*** Records Section Begins ***
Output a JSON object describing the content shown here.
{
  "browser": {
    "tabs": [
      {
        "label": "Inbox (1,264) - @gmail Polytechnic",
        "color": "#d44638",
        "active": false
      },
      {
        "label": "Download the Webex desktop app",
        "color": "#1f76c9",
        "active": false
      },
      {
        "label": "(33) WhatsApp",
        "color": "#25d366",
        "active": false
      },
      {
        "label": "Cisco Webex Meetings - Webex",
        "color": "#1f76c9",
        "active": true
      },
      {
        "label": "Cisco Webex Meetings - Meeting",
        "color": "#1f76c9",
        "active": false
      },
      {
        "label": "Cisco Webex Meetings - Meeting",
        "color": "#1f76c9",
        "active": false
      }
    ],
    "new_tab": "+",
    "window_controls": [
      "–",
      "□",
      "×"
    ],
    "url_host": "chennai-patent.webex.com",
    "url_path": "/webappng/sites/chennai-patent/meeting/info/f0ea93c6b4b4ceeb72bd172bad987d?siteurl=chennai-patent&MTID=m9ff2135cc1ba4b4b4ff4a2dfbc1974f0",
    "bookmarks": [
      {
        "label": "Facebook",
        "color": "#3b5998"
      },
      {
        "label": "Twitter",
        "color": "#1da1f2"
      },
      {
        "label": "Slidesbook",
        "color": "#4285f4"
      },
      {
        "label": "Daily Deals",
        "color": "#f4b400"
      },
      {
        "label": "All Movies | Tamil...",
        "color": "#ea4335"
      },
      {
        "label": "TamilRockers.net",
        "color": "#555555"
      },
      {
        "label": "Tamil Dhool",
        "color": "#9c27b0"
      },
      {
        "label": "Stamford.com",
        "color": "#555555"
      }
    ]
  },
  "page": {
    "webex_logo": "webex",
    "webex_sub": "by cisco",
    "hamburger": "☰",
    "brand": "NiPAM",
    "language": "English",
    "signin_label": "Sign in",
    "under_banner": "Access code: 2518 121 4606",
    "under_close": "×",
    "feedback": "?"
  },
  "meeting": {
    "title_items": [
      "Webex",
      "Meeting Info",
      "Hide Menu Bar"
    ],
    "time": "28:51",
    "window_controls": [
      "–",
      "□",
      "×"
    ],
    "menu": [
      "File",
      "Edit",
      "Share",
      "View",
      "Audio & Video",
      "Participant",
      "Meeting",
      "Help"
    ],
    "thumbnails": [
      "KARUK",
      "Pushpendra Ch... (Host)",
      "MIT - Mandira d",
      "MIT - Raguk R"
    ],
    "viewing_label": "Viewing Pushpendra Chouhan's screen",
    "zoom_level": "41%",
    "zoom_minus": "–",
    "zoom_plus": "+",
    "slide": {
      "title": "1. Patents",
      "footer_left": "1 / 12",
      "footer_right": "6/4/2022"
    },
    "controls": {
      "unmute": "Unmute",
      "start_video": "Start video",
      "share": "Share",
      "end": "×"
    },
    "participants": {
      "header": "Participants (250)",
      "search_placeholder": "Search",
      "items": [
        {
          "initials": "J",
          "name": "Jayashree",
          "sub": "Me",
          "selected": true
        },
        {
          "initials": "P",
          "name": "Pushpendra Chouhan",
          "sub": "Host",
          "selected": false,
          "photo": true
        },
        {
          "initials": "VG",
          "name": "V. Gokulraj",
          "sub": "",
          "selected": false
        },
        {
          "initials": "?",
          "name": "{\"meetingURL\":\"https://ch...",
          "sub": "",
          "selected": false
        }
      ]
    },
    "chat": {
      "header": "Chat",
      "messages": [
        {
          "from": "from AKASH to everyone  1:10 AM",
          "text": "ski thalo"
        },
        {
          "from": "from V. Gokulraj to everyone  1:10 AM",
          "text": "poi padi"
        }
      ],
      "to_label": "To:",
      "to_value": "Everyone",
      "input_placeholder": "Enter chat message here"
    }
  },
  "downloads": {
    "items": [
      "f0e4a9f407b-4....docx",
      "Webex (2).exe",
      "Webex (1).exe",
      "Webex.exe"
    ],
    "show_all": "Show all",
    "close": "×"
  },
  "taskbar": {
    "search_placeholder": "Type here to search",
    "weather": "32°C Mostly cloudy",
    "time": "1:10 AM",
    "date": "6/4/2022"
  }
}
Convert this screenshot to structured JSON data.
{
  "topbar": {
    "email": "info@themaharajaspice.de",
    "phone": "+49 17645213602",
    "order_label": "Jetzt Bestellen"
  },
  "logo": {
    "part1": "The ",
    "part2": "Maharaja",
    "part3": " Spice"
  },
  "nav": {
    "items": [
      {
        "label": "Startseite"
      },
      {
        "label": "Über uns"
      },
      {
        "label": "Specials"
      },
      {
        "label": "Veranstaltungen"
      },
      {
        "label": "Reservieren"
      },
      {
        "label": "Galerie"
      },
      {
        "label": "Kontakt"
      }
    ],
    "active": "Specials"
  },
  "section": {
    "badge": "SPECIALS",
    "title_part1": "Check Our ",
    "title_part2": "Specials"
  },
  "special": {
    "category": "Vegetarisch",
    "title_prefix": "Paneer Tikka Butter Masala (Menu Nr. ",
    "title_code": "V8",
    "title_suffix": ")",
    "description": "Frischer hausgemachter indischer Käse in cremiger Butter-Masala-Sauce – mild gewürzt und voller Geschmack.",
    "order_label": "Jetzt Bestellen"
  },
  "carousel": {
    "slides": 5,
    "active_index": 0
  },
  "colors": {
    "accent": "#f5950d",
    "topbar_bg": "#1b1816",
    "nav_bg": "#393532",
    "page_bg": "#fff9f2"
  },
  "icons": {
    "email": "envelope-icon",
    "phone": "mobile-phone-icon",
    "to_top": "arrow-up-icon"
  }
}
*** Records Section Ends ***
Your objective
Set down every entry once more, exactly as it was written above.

Exercise answer
Output a JSON object describing the content shown here.
{
  "browser": {
    "tabs": [
      {
        "label": "Inbox (1,264) - @gmail Polytechnic",
        "color": "#d44638",
        "active": false
      },
      {
        "label": "Download the Webex desktop app",
        "color": "#1f76c9",
        "active": false
      },
      {
        "label": "(33) WhatsApp",
        "color": "#25d366",
        "active": false
      },
      {
        "label": "Cisco Webex Meetings - Webex",
        "color": "#1f76c9",
        "active": true
      },
      {
        "label": "Cisco Webex Meetings - Meeting",
        "color": "#1f76c9",
        "active": false
      },
      {
        "label": "Cisco Webex Meetings - Meeting",
        "color": "#1f76c9",
        "active": false
      }
    ],
    "new_tab": "+",
    "window_controls": [
      "–",
      "□",
      "×"
    ],
    "url_host": "chennai-patent.webex.com",
    "url_path": "/webappng/sites/chennai-patent/meeting/info/f0ea93c6b4b4ceeb72bd172bad987d?siteurl=chennai-patent&MTID=m9ff2135cc1ba4b4b4ff4a2dfbc1974f0",
    "bookmarks": [
      {
        "label": "Facebook",
        "color": "#3b5998"
      },
      {
        "label": "Twitter",
        "color": "#1da1f2"
      },
      {
        "label": "Slidesbook",
        "color": "#4285f4"
      },
      {
        "label": "Daily Deals",
        "color": "#f4b400"
      },
      {
        "label": "All Movies | Tamil...",
        "color": "#ea4335"
      },
      {
        "label": "TamilRockers.net",
        "color": "#555555"
      },
      {
        "label": "Tamil Dhool",
        "color": "#9c27b0"
      },
      {
        "label": "Stamford.com",
        "color": "#555555"
      }
    ]
  },
  "page": {
    "webex_logo": "webex",
    "webex_sub": "by cisco",
    "hamburger": "☰",
    "brand": "NiPAM",
    "language": "English",
    "signin_label": "Sign in",
    "under_banner": "Access code: 2518 121 4606",
    "under_close": "×",
    "feedback": "?"
  },
  "meeting": {
    "title_items": [
      "Webex",
      "Meeting Info",
      "Hide Menu Bar"
    ],
    "time": "28:51",
    "window_controls": [
      "–",
      "□",
      "×"
    ],
    "menu": [
      "File",
      "Edit",
      "Share",
      "View",
      "Audio & Video",
      "Participant",
      "Meeting",
      "Help"
    ],
    "thumbnails": [
      "KARUK",
      "Pushpendra Ch... (Host)",
      "MIT - Mandira d",
      "MIT - Raguk R"
    ],
    "viewing_label": "Viewing Pushpendra Chouhan's screen",
    "zoom_level": "41%",
    "zoom_minus": "–",
    "zoom_plus": "+",
    "slide": {
      "title": "1. Patents",
      "footer_left": "1 / 12",
      "footer_right": "6/4/2022"
    },
    "controls": {
      "unmute": "Unmute",
      "start_video": "Start video",
      "share": "Share",
      "end": "×"
    },
    "participants": {
      "header": "Participants (250)",
      "search_placeholder": "Search",
      "items": [
        {
          "initials": "J",
          "name": "Jayashree",
          "sub": "Me",
          "selected": true
        },
        {
          "initials": "P",
          "name": "Pushpendra Chouhan",
          "sub": "Host",
          "selected": false,
          "photo": true
        },
        {
          "initials": "VG",
          "name": "V. Gokulraj",
          "sub": "",
          "selected": false
        },
        {
          "initials": "?",
          "name": "{\"meetingURL\":\"https://ch...",
          "sub": "",
          "selected": false
        }
      ]
    },
    "chat": {
      "header": "Chat",
      "messages": [
        {
          "from": "from AKASH to everyone  1:10 AM",
          "text": "ski thalo"
        },
        {
          "from": "from V. Gokulraj to everyone  1:10 AM",
          "text": "poi padi"
        }
      ],
      "to_label": "To:",
      "to_value": "Everyone",
      "input_placeholder": "Enter chat message here"
    }
  },
  "downloads": {
    "items": [
      "f0e4a9f407b-4....docx",
      "Webex (2).exe",
      "Webex (1).exe",
      "Webex.exe"
    ],
    "show_all": "Show all",
    "close": "×"
  },
  "taskbar": {
    "search_placeholder": "Type here to search",
    "weather": "32°C Mostly cloudy",
    "time": "1:10 AM",
    "date": "6/4/2022"
  }
}
Convert this screenshot to structured JSON data.
{
  "topbar": {
    "email": "info@themaharajaspice.de",
    "phone": "+49 17645213602",
    "order_label": "Jetzt Bestellen"
  },
  "logo": {
    "part1": "The ",
    "part2": "Maharaja",
    "part3": " Spice"
  },
  "nav": {
    "items": [
      {
        "label": "Startseite"
      },
      {
        "label": "Über uns"
      },
      {
        "label": "Specials"
      },
      {
        "label": "Veranstaltungen"
      },
      {
        "label": "Reservieren"
      },
      {
        "label": "Galerie"
      },
      {
        "label": "Kontakt"
      }
    ],
    "active": "Specials"
  },
  "section": {
    "badge": "SPECIALS",
    "title_part1": "Check Our ",
    "title_part2": "Specials"
  },
  "special": {
    "category": "Vegetarisch",
    "title_prefix": "Paneer Tikka Butter Masala (Menu Nr. ",
    "title_code": "V8",
    "title_suffix": ")",
    "description": "Frischer hausgemachter indischer Käse in cremiger Butter-Masala-Sauce – mild gewürzt und voller Geschmack.",
    "order_label": "Jetzt Bestellen"
  },
  "carousel": {
    "slides": 5,
    "active_index": 0
  },
  "colors": {
    "accent": "#f5950d",
    "topbar_bg": "#1b1816",
    "nav_bg": "#393532",
    "page_bg": "#fff9f2"
  },
  "icons": {
    "email": "envelope-icon",
    "phone": "mobile-phone-icon",
    "to_top": "arrow-up-icon"
  }
}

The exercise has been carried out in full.